◆ **TASK OBJECTIVE**
The records follow. Filter them to the lines that hold "client".

◆ **DATA FOR REVIEW**
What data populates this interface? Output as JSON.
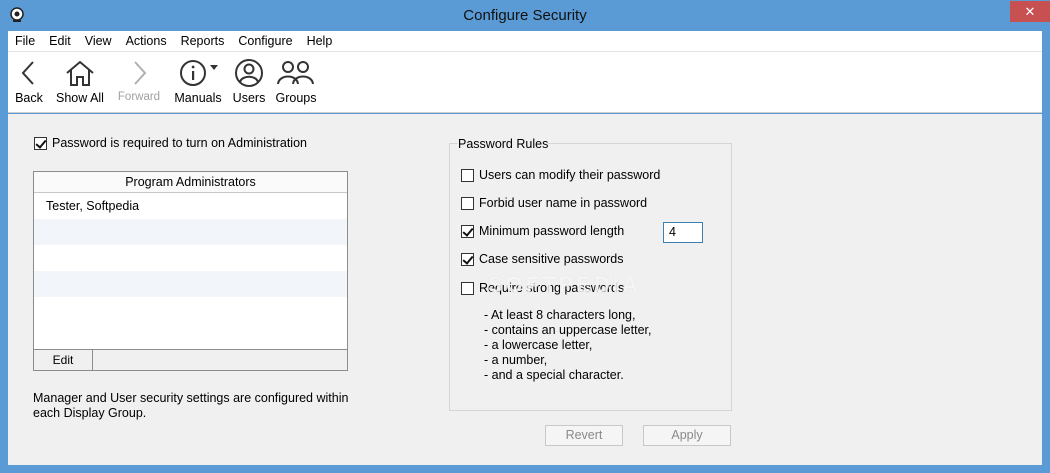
{
  "window": {
    "title": "Configure Security",
    "close_glyph": "✕",
    "accent_color": "#5b9bd5",
    "close_color": "#c75050"
  },
  "menu": [
    "File",
    "Edit",
    "View",
    "Actions",
    "Reports",
    "Configure",
    "Help"
  ],
  "toolbar": {
    "back": {
      "label": "Back",
      "icon": "back-arrow-icon"
    },
    "show_all": {
      "label": "Show All",
      "icon": "home-icon"
    },
    "forward": {
      "label": "Forward",
      "icon": "forward-arrow-icon",
      "disabled": true
    },
    "manuals": {
      "label": "Manuals",
      "icon": "info-icon"
    },
    "users": {
      "label": "Users",
      "icon": "user-icon"
    },
    "groups": {
      "label": "Groups",
      "icon": "groups-icon"
    }
  },
  "admin": {
    "password_required_label": "Password is required to turn on Administration",
    "password_required_checked": true,
    "table_header": "Program Administrators",
    "rows": [
      "Tester, Softpedia",
      "",
      "",
      "",
      "",
      ""
    ],
    "edit_label": "Edit",
    "note": "Manager and User security settings are configured within each Display Group."
  },
  "rules": {
    "title": "Password Rules",
    "items": [
      {
        "label": "Users can modify their password",
        "checked": false
      },
      {
        "label": "Forbid user name in password",
        "checked": false
      },
      {
        "label": "Minimum password length",
        "checked": true
      },
      {
        "label": "Case sensitive passwords",
        "checked": true
      },
      {
        "label": "Require strong passwords",
        "checked": false
      }
    ],
    "min_length_value": "4",
    "strong_bullets": [
      "-  At least 8 characters long,",
      "-  contains an uppercase letter,",
      "-  a lowercase letter,",
      "-  a number,",
      "-  and a special character."
    ]
  },
  "buttons": {
    "revert": "Revert",
    "apply": "Apply"
  },
  "watermark": "SOFTPEDIA"
}
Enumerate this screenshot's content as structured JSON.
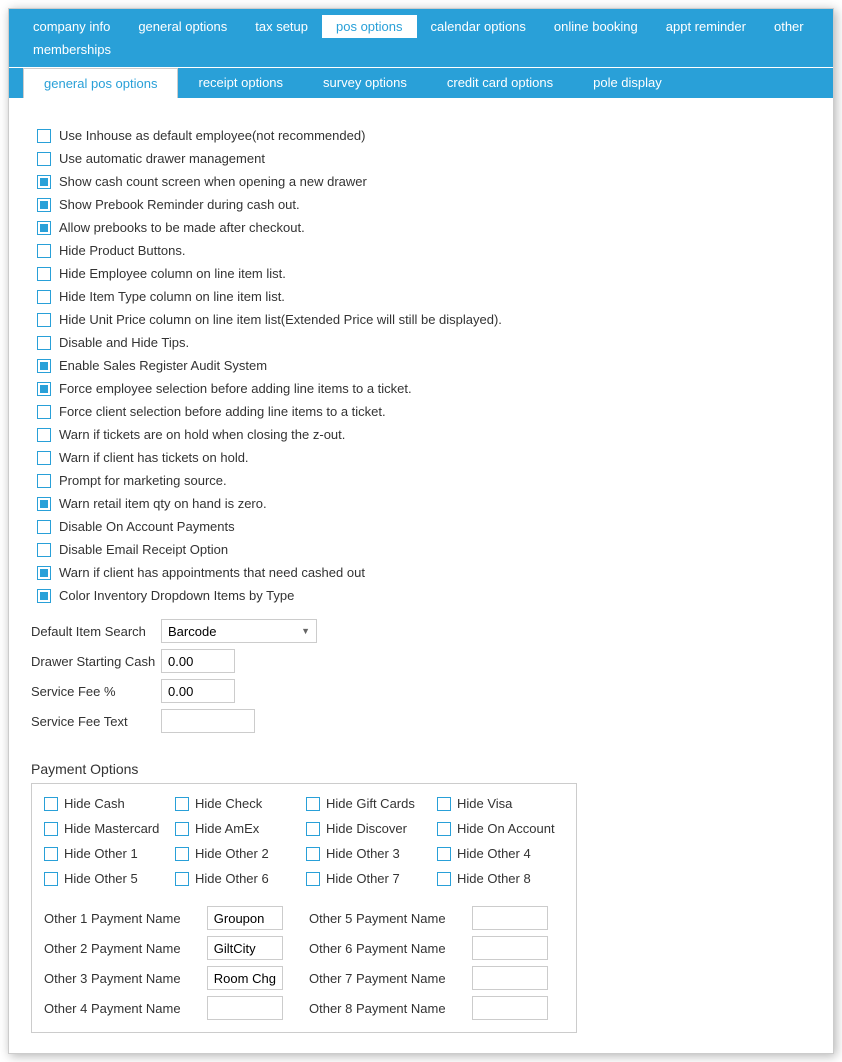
{
  "topNav": {
    "items": [
      {
        "label": "company info",
        "active": false
      },
      {
        "label": "general options",
        "active": false
      },
      {
        "label": "tax setup",
        "active": false
      },
      {
        "label": "pos options",
        "active": true
      },
      {
        "label": "calendar options",
        "active": false
      },
      {
        "label": "online booking",
        "active": false
      },
      {
        "label": "appt reminder",
        "active": false
      },
      {
        "label": "other",
        "active": false
      },
      {
        "label": "memberships",
        "active": false
      }
    ]
  },
  "subNav": {
    "items": [
      {
        "label": "general pos options",
        "active": true
      },
      {
        "label": "receipt options",
        "active": false
      },
      {
        "label": "survey options",
        "active": false
      },
      {
        "label": "credit card options",
        "active": false
      },
      {
        "label": "pole display",
        "active": false
      }
    ]
  },
  "checkboxes": [
    {
      "label": "Use Inhouse as default employee(not recommended)",
      "checked": false
    },
    {
      "label": "Use automatic drawer management",
      "checked": false
    },
    {
      "label": "Show cash count screen when opening a new drawer",
      "checked": true
    },
    {
      "label": "Show Prebook Reminder during cash out.",
      "checked": true
    },
    {
      "label": "Allow prebooks to be made after checkout.",
      "checked": true
    },
    {
      "label": "Hide Product Buttons.",
      "checked": false
    },
    {
      "label": "Hide Employee column on line item list.",
      "checked": false
    },
    {
      "label": "Hide Item Type column on line item list.",
      "checked": false
    },
    {
      "label": "Hide Unit Price column on line item list(Extended Price will still be displayed).",
      "checked": false
    },
    {
      "label": "Disable and Hide Tips.",
      "checked": false
    },
    {
      "label": "Enable Sales Register Audit System",
      "checked": true
    },
    {
      "label": "Force employee selection before adding line items to a ticket.",
      "checked": true
    },
    {
      "label": "Force client selection before adding line items to a ticket.",
      "checked": false
    },
    {
      "label": "Warn if tickets are on hold when closing the z-out.",
      "checked": false
    },
    {
      "label": "Warn if client has tickets on hold.",
      "checked": false
    },
    {
      "label": "Prompt for marketing source.",
      "checked": false
    },
    {
      "label": "Warn retail item qty on hand is zero.",
      "checked": true
    },
    {
      "label": "Disable On Account Payments",
      "checked": false
    },
    {
      "label": "Disable Email Receipt Option",
      "checked": false
    },
    {
      "label": "Warn if client has appointments that need cashed out",
      "checked": true
    },
    {
      "label": "Color Inventory Dropdown Items by Type",
      "checked": true
    }
  ],
  "fields": {
    "defaultItemSearch": {
      "label": "Default Item Search",
      "value": "Barcode"
    },
    "drawerStartingCash": {
      "label": "Drawer Starting Cash",
      "value": "0.00"
    },
    "serviceFeePercent": {
      "label": "Service Fee %",
      "value": "0.00"
    },
    "serviceFeeText": {
      "label": "Service Fee Text",
      "value": ""
    }
  },
  "paymentSection": {
    "title": "Payment Options",
    "hideOptions": [
      {
        "label": "Hide Cash",
        "checked": false
      },
      {
        "label": "Hide Check",
        "checked": false
      },
      {
        "label": "Hide Gift Cards",
        "checked": false
      },
      {
        "label": "Hide Visa",
        "checked": false
      },
      {
        "label": "Hide Mastercard",
        "checked": false
      },
      {
        "label": "Hide AmEx",
        "checked": false
      },
      {
        "label": "Hide Discover",
        "checked": false
      },
      {
        "label": "Hide On Account",
        "checked": false
      },
      {
        "label": "Hide Other 1",
        "checked": false
      },
      {
        "label": "Hide Other 2",
        "checked": false
      },
      {
        "label": "Hide Other 3",
        "checked": false
      },
      {
        "label": "Hide Other 4",
        "checked": false
      },
      {
        "label": "Hide Other 5",
        "checked": false
      },
      {
        "label": "Hide Other 6",
        "checked": false
      },
      {
        "label": "Hide Other 7",
        "checked": false
      },
      {
        "label": "Hide Other 8",
        "checked": false
      }
    ],
    "nameFields": [
      {
        "label": "Other 1 Payment Name",
        "value": "Groupon"
      },
      {
        "label": "Other 2 Payment Name",
        "value": "GiltCity"
      },
      {
        "label": "Other 3 Payment Name",
        "value": "Room Chg"
      },
      {
        "label": "Other 4 Payment Name",
        "value": ""
      },
      {
        "label": "Other 5 Payment Name",
        "value": ""
      },
      {
        "label": "Other 6 Payment Name",
        "value": ""
      },
      {
        "label": "Other 7 Payment Name",
        "value": ""
      },
      {
        "label": "Other 8 Payment Name",
        "value": ""
      }
    ]
  }
}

◆ **OUTPUT OF THE TASK**
      "label": "Force client selection before adding line items to a ticket.",
      "label": "Warn if client has tickets on hold.",
      "label": "Warn if client has appointments that need cashed out",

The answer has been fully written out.